While scoring 'A's seems to be a positive thing for a child's academic records, people are upset that dropping subjects at secondary level effectively closes off options in fields of study at tertiary level. A dropped subject means a prerequisite lost for certain uni courses. Because Little Ah Huat dropped A. Math, he'll never become an engineer, and Little Suzie will never become a doctor because she dropped Bio. So despite the fact that they scored multiple 'A's in their other subjects, it's all meaningless because they can never be the doctor, lawyer or engineer their parents always dreamed they would become one day.
Which has got me thinking about our KI selection process and wondering if we've been over-selective with our kids. Granted, at this point, there's little advantage taking KI other than for its prestige. KI certainly isn't a prerequisite course for anything at the uni, at least not for the moment.
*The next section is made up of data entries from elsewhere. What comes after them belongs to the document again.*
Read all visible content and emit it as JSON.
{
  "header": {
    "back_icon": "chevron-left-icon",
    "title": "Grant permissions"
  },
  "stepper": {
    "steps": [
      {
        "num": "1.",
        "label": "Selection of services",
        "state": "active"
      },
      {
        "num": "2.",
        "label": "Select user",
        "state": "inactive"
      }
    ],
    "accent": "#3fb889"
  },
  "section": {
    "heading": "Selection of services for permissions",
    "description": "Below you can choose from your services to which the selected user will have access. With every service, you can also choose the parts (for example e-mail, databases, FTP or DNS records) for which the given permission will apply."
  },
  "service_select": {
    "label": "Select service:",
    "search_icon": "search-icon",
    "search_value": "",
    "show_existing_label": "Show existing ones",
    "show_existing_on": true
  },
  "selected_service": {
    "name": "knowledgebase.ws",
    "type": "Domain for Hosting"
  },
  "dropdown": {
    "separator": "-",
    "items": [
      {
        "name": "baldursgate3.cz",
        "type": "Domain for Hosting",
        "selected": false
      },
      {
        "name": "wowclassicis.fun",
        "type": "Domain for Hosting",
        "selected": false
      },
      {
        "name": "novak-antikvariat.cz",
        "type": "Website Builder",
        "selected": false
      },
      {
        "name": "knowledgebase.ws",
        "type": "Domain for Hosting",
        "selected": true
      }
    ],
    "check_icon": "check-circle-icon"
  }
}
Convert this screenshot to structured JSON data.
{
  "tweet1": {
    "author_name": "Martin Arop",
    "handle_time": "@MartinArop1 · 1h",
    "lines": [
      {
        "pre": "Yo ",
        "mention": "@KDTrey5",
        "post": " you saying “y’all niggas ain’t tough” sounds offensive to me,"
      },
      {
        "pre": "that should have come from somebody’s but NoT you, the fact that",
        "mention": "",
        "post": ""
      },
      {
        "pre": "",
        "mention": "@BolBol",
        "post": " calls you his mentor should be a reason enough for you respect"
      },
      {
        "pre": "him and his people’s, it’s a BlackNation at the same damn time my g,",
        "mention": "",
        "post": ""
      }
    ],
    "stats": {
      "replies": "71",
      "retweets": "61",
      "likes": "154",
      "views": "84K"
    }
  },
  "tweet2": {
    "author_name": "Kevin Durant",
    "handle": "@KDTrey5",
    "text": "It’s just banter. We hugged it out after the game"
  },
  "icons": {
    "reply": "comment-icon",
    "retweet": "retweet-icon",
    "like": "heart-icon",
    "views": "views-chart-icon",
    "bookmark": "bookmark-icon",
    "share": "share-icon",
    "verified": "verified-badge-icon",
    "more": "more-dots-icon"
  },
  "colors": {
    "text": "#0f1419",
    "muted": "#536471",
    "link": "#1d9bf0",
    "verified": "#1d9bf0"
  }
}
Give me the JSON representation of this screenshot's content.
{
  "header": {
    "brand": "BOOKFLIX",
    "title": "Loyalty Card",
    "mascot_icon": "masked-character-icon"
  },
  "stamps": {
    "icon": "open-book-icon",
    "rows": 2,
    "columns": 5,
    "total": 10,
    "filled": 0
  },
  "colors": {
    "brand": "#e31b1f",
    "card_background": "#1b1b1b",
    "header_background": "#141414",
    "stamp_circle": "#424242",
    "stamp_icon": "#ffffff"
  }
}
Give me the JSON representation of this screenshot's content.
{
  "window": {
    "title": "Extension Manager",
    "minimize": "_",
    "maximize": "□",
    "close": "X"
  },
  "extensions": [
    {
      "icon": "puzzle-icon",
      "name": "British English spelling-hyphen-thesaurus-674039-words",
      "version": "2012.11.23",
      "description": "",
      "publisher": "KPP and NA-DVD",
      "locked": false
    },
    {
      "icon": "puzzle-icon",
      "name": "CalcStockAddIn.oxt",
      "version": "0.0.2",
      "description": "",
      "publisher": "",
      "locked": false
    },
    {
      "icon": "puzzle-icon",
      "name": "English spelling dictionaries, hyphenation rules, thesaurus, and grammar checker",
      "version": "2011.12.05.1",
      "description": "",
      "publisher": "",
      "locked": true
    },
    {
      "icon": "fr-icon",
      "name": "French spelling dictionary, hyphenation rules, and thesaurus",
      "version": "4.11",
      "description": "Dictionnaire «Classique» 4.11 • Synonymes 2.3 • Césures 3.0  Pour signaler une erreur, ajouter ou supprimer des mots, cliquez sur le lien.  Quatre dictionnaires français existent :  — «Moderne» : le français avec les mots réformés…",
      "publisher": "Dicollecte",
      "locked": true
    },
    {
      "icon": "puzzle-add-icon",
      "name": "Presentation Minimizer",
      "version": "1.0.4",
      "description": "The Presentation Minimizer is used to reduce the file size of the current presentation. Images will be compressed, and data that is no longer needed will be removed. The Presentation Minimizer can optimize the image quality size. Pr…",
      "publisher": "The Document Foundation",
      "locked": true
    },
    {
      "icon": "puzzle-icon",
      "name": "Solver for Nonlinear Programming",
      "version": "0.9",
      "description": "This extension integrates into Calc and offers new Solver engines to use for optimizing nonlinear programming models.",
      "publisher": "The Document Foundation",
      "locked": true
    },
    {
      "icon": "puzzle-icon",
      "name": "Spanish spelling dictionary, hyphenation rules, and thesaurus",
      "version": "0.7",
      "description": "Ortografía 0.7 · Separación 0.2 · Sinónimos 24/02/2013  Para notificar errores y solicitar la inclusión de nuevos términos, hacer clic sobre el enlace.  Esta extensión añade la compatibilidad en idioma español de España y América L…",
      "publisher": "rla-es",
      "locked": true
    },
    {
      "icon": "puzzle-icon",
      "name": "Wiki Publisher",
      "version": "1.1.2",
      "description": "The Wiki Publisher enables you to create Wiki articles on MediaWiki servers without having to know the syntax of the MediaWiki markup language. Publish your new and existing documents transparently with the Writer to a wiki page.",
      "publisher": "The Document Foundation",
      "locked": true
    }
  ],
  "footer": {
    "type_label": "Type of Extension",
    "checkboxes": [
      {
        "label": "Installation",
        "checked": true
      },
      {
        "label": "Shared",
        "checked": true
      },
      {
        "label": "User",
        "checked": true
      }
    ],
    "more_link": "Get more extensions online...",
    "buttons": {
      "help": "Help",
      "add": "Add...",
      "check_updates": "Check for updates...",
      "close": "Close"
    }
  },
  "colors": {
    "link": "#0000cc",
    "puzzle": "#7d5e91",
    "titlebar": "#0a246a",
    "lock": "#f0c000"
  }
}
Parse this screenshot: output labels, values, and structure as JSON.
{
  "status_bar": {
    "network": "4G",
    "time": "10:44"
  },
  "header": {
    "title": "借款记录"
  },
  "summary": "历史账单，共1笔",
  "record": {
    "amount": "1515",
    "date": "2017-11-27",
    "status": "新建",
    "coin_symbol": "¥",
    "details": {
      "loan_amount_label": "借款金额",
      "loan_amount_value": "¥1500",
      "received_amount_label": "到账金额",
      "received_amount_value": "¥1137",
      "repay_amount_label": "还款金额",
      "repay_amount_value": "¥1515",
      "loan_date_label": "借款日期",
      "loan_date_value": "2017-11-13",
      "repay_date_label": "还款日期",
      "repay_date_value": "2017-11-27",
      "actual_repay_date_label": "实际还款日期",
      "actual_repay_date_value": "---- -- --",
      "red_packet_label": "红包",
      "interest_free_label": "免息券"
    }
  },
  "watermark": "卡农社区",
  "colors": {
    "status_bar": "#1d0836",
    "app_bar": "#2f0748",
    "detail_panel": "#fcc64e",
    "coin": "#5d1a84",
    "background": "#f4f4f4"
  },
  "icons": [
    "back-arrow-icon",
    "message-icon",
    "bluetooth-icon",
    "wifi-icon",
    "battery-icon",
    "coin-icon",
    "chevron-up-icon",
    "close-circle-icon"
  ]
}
It really is a lot of pain -- not the subject itself, but the burden of requiring extra time on the timetable to accommodate the extra subject, the time spent on additional assignments, and all for the dubious distinction of being able to say, "I took KI instead of GP at JC." Wouldn't the kids find it more profitable to go out and play instead, like any other regular kid?
I have a lot of respect for those who are tenacious enough to still want to take KI though, and I welcome them with open arms. KI was not meant to be an elite subject. In fact, I'd like to believe that we're pioneering a subject that will eventually be open to all comers. It's no use to us having just a tiny core group of thinking Singaporeans when all Singaporeans need to learn how to think, and not just replicate.
Still, last year's experience scared us a little, when a third of our first KI group dropped out of college because they couldn't handle the stress. This year, we wanted to protect the kids, and perhaps ourselves as well, hence the stringent selectivity the applicants went through. But really, if they really, really want to take KI anyway, who are we to stop them before we've had a proper trial period -- within what our limited resources can provide, that is.
But after the trial, we do need the right to determine if the student is suitable or not to continue. No one questions the probation period as an HR policy, so I don't see why anyone should question this whole "dropping subject" thing. Like everyone else, kids need to prove themselves capable of taking and keeping a subject. Showing a lack of interest, not submitting work, not being prepared for discussions, little evidence of wanting to improve, all these symptoms show a lack of aptitude in a subject. It's a sad fact of life everywhere: Sorry, kid, you're the weakest link. Goodbye.